Hola amigos! Cómo estás? I knew you’d be back.
As most of you know, over Christmas I spent 7 wonderful days at the all-inclusive Riu Palace Costa Rica where I soaked up as much sun as I possibly could, sipped on some of the best coffee I’ve ever had, and made my way through the Cloud Forest in Monteverde where I fraternized with butterflies and sang with the hummingbirds. Well, there was one other thing we did that I think (considering it was probably the funnest thing we did outside of sipping on dirty monkeys and watching our tan deepen) may be useful for travelers headed South; we zip-lined.
The history of Zip Lining
According to USA Today travel tips, zip-lining in Costa Rica started with a pair of graduate students named John Williams and Donald Perry, both rock-climbing enthusiasts seeking a better view of their botanical and entomological subjects. In order to shorten the distance between them, William and Perry clipped themselves to a line and created the world’s first first zip line.
Up up… and away!
Knowing that we wanted to zip line since before arriving in-country, we arranged an excursion through our hotel that was operated by Sunwing Vacations. That being said, for the life of me I can’t remember the name of the tour. The good news is that no matter where you’re located in Costa Rica, you’ll find somewhere to zip line. In fact, many people choose to combine a visit to the Cloud Forest in Monteverde with zip lining in the region! There are so many forest and jungles scattered through the country, that you’re bound to find something that’s right for you.

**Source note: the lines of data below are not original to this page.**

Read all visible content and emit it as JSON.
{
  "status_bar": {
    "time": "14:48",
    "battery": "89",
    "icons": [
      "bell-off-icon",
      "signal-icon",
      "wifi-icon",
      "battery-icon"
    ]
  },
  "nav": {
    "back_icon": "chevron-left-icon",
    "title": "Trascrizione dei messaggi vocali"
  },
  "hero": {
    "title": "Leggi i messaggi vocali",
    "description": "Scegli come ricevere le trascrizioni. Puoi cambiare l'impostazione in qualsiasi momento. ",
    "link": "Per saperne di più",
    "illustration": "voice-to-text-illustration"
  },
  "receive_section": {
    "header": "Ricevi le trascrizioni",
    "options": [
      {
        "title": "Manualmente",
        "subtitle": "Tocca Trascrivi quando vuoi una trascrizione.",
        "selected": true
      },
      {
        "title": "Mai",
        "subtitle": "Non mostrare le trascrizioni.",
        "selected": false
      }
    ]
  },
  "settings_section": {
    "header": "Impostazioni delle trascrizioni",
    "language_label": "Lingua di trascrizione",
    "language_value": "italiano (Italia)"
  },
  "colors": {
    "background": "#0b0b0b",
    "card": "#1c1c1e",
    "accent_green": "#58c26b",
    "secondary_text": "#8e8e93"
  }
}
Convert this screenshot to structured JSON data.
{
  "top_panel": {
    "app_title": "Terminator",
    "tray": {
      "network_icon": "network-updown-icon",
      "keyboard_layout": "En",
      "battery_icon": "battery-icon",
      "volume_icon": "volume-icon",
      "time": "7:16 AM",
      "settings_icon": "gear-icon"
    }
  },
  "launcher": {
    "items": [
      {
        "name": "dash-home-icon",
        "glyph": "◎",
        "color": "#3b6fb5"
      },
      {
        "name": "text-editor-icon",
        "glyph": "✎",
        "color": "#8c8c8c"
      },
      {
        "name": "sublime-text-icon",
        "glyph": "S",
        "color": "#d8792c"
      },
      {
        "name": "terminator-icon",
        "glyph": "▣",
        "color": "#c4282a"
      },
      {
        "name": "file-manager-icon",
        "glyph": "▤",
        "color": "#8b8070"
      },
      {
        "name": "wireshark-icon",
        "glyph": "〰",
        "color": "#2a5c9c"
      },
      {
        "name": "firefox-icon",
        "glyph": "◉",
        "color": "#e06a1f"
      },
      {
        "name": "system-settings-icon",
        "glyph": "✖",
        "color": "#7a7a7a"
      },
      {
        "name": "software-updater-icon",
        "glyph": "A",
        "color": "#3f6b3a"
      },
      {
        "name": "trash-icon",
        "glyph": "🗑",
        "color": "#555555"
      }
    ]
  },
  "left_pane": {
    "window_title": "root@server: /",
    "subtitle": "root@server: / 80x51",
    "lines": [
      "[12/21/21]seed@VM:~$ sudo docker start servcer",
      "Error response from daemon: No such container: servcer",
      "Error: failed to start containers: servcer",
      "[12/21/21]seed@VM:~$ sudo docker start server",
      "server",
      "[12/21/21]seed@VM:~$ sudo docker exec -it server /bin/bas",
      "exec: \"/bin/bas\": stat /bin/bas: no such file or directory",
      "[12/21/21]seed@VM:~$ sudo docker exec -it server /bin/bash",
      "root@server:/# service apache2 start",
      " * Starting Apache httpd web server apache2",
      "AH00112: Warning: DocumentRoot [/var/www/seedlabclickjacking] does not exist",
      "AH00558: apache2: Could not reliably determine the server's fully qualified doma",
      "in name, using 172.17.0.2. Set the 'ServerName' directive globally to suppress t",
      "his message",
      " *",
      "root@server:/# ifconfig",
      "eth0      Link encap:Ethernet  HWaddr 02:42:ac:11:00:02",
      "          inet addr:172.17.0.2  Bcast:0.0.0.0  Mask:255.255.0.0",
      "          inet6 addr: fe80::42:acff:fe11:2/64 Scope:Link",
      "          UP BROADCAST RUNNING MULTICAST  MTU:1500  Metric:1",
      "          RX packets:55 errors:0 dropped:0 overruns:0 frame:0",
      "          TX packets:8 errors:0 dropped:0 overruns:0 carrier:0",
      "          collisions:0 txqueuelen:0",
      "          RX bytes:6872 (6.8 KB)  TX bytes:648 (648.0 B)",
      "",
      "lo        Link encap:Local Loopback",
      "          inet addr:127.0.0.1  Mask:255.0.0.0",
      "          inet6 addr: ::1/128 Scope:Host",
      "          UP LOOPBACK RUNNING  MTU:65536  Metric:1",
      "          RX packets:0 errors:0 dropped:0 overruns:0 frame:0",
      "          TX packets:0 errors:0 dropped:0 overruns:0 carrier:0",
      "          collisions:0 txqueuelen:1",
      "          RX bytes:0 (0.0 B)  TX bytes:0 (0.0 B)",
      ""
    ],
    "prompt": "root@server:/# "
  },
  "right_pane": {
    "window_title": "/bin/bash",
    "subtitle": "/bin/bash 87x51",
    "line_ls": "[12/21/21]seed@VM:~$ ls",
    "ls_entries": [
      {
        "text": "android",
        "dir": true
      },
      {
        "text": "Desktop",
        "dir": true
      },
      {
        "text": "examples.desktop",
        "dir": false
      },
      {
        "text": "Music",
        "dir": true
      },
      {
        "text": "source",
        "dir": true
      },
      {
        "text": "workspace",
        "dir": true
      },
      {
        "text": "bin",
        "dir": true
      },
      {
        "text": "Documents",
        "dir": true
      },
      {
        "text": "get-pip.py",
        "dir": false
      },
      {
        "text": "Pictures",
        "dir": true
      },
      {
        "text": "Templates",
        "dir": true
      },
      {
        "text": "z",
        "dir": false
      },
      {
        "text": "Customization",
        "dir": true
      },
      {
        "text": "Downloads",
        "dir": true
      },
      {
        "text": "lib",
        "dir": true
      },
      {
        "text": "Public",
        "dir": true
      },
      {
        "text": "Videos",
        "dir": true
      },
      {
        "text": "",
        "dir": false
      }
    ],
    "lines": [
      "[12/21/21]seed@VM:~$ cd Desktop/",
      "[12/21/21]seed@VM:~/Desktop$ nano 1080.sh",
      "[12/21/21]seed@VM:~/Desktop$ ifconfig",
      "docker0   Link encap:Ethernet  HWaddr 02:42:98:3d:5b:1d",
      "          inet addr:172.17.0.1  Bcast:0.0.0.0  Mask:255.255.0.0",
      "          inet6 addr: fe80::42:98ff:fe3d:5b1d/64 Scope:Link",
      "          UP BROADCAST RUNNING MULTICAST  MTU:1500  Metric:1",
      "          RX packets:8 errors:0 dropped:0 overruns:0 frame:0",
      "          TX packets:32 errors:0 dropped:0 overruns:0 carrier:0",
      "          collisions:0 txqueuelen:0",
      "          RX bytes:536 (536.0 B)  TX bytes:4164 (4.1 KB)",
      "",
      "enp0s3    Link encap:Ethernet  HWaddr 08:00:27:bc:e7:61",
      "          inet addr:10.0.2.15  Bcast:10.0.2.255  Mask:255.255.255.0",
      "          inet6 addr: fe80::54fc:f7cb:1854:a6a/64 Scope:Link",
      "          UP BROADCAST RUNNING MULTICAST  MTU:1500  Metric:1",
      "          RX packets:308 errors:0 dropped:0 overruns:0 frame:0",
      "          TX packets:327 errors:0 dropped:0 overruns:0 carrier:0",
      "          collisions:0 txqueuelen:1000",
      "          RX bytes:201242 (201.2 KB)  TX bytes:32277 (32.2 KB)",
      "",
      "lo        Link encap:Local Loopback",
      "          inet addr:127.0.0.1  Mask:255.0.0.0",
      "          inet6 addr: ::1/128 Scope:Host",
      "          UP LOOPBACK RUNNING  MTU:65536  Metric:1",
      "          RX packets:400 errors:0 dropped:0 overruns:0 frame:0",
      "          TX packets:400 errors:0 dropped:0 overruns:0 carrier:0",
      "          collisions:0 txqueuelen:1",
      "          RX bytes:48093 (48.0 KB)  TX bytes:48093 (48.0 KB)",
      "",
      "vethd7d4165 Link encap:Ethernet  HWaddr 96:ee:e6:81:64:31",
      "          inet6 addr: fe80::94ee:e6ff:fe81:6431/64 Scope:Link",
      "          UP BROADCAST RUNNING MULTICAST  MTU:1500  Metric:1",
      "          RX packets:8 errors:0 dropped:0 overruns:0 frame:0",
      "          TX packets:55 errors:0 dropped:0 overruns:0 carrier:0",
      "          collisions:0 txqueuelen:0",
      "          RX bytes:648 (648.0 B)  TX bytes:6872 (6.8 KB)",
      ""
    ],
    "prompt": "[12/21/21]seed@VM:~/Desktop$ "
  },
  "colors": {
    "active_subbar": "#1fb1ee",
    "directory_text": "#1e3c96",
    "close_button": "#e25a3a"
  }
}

After arriving to the zip line park which consisted of 11 ropes to zip from, the first thing we had to do was strap ourselves in. Our gear was hard core – so we liked to believe – and included a diaper like harness, protective gloves and an oh-so flattering helmet.
After getting decked out in the proper gear, we made way to the first platform. If you’re at all afraid of heights, like me, I suggest you just don’t look down. The platforms are pretty high and I found the waiting part to be the most frightening of all. When you set out to zip line, they give you a few instructions so you don’t fall to your death or get mangled by your zip line. Basically, the rules were:
– Always keep your hands in front of your zip line so you don’t slice off your fingers.
– Always keep at least one hand on the wire so you can control the speed and avoid smacking into the tree at the end of the rope.
– Always be sure you’re hooked to something whilst standing on the platform so you don’t plummet to your death, hundreds of feet below.
Our instructors were big jokers and thought it would be funny to shake the line as we flew, wobble the bridges (like the one pictured below) as we crossed and pretend to push us off the platforms before take-off. At first I wanted to murder them, but I eventually I loosened up and just enjoyed the ride!
Throughout our tour of the ropes, we tried out a bunch of different manoeuvers like flying upside down (talk about a head rush) and the superman, where you literally make yourself horizontal and wrap your legs around the person standing up. While both were pretty awesome, my favourite was the regular old front-facing zip line, where you could take in your surroundings and be one with the forest!
On a final note, one of the neat things about zip lining through the jungle is the possibility to see critters hiding in their natural habitat. While you’re zipping through the trees, don’t forget to look up to see just who – or what – is watching you!